Background: Diagnosing acute coronary syndrome (ACS) in a primary care setting poses a diagnostic dilemma for physicians.
Objective: We directly compared the diagnostic accuracy of a clinical decision rule (CDR) based on history taking and physical examination in suspected ACS with the risk estimates of the attending GP.
Methods: In a prospective multicenter study, patients suspected of ACS were included by the GP. GPs were asked to estimate the probability (0%-100%) of the presence of ACS. GPs collected patient data, but they were not aware of the CDR and did not score the patient accordingly.
Results: Two hundred and ninety-eight patients were included (52% female, mean age 66 years, 22% ACS). The area under the receiver operating characteristic (ROC) curve (AUC) was 0.75 [95% confidence interval (CI) 0.68-0.82] for the GP risk estimate and 0.66 (95% CI 0.58-0.73) for the CDR. There was an agreement between the risk estimation of the GP and a CDR in 51% and the prevalence of ACS in predefined low-, intermediate- and high-risk groups was similar for the GP and CDR estimates. In the low-risk group, according to the GP, four patients (8.2%) suffered an ACS. These four patients were all identified by the decision rule as high risk.
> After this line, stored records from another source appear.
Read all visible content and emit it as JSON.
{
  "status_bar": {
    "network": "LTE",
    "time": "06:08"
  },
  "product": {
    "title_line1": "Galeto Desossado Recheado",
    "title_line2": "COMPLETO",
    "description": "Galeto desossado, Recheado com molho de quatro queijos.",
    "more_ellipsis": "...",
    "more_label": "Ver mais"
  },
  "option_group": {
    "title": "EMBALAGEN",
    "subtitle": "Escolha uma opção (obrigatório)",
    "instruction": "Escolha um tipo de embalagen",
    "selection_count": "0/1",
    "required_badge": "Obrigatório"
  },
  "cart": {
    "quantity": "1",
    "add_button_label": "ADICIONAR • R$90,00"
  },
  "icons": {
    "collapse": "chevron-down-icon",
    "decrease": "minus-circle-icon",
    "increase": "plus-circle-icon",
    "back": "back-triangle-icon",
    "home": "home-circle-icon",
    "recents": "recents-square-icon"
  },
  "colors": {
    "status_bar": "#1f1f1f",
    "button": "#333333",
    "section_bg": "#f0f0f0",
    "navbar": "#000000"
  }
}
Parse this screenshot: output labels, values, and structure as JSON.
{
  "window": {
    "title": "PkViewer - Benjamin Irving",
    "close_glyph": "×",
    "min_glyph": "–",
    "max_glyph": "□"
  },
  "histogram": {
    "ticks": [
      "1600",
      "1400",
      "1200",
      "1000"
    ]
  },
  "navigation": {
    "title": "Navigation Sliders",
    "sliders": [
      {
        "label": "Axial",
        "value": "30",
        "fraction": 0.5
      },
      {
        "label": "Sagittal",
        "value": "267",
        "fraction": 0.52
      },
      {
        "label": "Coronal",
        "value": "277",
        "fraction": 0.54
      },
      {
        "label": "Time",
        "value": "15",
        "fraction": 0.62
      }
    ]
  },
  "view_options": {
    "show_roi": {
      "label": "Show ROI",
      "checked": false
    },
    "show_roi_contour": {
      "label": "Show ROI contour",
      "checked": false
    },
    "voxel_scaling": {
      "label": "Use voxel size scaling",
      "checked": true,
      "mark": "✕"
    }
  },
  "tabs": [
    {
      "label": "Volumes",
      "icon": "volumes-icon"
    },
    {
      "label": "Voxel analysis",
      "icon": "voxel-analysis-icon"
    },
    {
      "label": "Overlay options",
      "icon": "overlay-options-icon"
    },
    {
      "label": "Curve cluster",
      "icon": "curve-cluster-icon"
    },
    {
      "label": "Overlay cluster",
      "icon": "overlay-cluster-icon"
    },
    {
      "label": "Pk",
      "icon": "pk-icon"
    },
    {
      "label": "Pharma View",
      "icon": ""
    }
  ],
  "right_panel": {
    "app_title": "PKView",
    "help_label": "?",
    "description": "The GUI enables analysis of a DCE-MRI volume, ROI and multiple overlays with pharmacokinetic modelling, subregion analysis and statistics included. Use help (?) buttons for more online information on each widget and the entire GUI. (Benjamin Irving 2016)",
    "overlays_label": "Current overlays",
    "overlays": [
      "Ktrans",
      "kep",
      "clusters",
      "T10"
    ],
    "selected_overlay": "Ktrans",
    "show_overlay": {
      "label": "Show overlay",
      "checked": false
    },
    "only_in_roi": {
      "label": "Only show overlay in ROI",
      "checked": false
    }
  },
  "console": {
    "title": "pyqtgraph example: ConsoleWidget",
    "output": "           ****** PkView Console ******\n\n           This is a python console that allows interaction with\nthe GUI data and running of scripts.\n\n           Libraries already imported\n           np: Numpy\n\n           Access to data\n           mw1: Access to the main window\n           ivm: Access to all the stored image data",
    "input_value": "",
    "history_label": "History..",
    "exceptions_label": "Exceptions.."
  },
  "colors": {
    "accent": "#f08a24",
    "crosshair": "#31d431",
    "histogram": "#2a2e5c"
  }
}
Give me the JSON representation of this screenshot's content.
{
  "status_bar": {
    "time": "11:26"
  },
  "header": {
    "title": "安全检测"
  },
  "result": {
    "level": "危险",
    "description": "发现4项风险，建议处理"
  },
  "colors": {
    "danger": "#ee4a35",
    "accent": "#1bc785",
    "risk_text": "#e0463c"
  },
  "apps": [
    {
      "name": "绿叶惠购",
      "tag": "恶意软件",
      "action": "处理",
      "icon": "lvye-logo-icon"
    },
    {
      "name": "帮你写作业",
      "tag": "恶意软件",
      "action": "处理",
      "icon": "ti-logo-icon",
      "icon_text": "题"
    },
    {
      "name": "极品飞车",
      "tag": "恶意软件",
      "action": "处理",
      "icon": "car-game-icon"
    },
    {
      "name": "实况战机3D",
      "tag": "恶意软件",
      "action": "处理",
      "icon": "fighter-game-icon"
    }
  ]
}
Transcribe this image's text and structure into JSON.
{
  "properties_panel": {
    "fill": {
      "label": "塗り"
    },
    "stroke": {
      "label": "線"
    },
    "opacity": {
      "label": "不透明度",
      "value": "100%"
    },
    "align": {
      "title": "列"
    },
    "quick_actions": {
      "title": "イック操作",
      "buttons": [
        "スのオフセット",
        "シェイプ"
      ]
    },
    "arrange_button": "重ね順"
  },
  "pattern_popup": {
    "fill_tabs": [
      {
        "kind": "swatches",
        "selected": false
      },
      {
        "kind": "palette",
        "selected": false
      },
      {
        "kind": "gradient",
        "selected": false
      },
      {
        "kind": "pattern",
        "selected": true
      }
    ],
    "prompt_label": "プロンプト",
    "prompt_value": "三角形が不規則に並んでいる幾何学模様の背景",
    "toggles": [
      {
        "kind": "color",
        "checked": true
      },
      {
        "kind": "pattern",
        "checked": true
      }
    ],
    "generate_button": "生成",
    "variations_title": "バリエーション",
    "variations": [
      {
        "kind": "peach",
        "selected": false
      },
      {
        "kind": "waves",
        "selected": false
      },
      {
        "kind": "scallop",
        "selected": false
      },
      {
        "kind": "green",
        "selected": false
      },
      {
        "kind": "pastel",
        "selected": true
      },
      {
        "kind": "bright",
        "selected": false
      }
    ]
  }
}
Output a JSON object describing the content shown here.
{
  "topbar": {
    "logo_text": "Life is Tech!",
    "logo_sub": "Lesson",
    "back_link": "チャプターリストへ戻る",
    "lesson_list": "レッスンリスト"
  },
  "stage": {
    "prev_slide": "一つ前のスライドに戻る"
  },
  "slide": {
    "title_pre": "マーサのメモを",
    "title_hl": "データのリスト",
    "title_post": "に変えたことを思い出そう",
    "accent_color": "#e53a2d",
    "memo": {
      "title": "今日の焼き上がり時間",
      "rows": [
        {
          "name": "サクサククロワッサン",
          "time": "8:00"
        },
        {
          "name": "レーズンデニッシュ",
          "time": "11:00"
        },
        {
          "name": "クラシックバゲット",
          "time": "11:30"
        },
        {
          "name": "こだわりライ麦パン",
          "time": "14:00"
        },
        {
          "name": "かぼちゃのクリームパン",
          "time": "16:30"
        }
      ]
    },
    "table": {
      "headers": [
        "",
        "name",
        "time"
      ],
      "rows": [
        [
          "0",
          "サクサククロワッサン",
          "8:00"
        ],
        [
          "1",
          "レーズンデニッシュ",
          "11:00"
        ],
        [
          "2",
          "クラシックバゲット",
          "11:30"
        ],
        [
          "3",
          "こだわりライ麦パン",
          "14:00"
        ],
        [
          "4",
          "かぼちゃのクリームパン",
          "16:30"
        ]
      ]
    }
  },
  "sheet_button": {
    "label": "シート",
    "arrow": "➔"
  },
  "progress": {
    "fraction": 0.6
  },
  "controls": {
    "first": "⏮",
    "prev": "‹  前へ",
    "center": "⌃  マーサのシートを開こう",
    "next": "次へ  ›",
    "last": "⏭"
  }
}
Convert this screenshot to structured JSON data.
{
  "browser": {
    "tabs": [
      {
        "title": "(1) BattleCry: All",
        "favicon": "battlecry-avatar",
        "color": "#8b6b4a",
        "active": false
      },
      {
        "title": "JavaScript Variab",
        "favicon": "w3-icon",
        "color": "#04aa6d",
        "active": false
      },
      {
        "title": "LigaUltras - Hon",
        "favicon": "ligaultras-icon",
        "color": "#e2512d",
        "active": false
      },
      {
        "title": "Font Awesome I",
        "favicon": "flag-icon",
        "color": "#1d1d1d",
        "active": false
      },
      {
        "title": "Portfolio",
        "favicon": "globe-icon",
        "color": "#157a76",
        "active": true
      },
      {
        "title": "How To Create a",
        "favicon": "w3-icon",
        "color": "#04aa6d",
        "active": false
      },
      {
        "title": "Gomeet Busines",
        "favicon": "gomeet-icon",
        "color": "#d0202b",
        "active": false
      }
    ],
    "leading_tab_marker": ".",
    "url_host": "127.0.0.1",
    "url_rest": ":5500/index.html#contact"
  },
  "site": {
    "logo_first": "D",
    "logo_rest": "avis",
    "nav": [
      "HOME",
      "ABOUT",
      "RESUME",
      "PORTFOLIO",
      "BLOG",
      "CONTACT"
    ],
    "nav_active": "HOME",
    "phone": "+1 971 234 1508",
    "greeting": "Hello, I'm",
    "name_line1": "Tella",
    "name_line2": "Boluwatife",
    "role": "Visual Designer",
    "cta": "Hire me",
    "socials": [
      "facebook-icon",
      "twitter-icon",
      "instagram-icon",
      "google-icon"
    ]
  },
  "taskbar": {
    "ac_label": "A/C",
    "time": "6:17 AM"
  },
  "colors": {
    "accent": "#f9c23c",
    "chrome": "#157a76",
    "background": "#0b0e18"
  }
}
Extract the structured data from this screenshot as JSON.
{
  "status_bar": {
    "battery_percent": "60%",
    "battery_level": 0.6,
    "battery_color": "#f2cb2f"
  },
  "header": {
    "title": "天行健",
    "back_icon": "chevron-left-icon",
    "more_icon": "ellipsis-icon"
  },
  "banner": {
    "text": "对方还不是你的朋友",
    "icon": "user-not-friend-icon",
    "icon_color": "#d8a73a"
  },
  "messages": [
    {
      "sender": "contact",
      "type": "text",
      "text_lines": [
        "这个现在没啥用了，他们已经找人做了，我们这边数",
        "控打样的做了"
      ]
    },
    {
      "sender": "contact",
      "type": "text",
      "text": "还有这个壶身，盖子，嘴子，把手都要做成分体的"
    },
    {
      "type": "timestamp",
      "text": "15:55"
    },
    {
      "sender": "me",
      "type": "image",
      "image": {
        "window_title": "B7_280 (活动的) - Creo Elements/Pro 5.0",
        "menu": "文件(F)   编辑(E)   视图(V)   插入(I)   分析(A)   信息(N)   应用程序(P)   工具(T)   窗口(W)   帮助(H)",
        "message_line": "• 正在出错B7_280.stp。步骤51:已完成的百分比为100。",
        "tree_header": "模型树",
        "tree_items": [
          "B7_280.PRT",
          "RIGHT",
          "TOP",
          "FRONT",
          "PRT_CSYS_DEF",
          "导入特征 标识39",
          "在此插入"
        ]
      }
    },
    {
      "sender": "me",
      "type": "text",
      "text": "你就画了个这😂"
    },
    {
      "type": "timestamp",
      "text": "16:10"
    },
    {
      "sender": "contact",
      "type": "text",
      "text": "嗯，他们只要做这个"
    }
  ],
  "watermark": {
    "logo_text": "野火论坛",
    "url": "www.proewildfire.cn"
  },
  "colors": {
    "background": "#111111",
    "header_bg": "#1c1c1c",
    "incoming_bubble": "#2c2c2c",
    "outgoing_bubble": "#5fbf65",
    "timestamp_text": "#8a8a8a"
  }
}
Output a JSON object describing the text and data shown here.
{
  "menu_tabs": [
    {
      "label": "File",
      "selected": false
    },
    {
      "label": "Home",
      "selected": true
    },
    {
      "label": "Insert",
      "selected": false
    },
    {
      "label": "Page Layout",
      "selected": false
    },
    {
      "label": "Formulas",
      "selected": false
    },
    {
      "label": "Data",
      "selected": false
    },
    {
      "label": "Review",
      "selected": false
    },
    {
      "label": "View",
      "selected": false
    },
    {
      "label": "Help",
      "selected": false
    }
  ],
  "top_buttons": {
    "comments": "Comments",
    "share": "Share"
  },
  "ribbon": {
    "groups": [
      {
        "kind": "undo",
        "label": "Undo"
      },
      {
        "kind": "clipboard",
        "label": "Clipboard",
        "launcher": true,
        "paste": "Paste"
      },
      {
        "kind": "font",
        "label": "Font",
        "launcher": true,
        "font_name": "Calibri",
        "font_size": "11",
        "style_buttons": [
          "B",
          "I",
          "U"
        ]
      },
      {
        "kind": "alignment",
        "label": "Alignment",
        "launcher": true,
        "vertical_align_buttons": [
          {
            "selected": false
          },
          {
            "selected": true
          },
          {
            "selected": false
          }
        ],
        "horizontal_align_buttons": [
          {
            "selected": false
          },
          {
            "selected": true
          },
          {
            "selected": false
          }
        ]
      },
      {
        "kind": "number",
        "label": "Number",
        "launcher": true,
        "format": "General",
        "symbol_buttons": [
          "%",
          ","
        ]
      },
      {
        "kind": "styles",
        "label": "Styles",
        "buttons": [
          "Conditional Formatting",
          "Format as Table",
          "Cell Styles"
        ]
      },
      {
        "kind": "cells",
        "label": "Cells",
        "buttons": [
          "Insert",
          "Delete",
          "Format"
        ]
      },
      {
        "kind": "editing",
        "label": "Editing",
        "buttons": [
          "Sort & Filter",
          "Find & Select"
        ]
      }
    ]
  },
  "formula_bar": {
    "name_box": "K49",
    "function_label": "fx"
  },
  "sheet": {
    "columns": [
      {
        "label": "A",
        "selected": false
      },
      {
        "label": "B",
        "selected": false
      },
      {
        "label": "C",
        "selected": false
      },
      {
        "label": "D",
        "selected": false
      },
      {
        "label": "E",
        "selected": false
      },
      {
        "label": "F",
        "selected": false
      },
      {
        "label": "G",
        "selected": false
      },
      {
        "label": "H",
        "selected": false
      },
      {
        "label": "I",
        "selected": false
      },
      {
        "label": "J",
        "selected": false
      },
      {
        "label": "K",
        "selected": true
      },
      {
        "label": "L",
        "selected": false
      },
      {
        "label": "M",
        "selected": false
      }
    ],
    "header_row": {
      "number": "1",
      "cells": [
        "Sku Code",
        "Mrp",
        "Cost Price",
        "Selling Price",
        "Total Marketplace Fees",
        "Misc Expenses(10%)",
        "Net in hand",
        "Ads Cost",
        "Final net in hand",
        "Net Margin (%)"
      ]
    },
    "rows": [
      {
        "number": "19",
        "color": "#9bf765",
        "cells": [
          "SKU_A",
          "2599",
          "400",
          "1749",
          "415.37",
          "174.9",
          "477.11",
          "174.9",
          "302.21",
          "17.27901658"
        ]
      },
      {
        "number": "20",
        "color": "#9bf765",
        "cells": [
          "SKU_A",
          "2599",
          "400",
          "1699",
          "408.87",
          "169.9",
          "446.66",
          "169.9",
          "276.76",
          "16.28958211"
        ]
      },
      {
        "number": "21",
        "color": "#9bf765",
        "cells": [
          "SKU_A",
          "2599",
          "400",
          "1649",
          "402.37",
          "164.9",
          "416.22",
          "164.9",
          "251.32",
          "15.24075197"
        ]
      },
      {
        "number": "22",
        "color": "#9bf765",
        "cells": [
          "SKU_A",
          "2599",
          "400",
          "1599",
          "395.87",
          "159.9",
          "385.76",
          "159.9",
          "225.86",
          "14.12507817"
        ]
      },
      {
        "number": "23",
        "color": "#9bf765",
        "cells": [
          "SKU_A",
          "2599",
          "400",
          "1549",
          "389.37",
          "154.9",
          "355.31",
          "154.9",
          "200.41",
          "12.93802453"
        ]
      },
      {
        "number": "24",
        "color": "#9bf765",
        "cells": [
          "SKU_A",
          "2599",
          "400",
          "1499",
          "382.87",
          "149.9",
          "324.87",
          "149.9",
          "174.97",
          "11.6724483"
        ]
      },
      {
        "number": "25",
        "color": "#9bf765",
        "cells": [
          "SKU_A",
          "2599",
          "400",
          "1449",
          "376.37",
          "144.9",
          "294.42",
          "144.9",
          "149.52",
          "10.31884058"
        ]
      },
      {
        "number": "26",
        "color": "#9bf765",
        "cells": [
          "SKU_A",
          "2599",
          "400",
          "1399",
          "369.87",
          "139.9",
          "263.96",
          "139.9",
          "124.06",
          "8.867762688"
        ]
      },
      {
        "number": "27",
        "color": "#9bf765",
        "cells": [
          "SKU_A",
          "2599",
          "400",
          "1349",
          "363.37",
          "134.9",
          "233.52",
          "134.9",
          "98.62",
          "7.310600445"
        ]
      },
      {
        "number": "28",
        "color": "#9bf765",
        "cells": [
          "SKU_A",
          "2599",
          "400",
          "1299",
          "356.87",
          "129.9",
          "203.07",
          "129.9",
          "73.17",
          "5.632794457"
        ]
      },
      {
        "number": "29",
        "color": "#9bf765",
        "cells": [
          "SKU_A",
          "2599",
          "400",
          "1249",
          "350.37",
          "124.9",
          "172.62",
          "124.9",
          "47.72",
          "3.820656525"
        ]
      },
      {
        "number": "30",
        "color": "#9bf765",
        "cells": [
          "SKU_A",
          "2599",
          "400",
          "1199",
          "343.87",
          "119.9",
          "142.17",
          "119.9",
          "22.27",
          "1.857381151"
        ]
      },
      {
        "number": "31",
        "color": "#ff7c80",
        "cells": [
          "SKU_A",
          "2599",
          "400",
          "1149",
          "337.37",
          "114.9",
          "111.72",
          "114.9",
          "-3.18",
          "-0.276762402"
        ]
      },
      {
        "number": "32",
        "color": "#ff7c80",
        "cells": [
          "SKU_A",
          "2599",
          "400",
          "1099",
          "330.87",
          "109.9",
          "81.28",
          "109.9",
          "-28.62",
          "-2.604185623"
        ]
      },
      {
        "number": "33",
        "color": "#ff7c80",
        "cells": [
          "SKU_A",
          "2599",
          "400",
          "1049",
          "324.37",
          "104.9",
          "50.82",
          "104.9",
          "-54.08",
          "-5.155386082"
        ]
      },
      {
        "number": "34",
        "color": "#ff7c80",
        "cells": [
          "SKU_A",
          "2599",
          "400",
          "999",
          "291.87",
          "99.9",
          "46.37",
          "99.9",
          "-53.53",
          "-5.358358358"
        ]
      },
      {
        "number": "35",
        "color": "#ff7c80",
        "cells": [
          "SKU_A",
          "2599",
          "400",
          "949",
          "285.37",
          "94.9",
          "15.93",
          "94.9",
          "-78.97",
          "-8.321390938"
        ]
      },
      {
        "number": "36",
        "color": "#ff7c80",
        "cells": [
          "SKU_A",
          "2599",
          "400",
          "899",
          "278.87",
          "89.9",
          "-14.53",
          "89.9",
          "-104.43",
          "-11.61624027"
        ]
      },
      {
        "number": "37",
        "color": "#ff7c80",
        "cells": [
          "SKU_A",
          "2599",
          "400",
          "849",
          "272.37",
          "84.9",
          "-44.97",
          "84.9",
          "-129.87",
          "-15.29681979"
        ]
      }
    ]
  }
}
Conclusions: The GP classified patients as ACS or no ACS more adequately than the CDR, judged by the AUC. However, the use of a CDR in patients that are considered at low risk for ACS by the GP could reduce the amount of missed myocardial infarctions.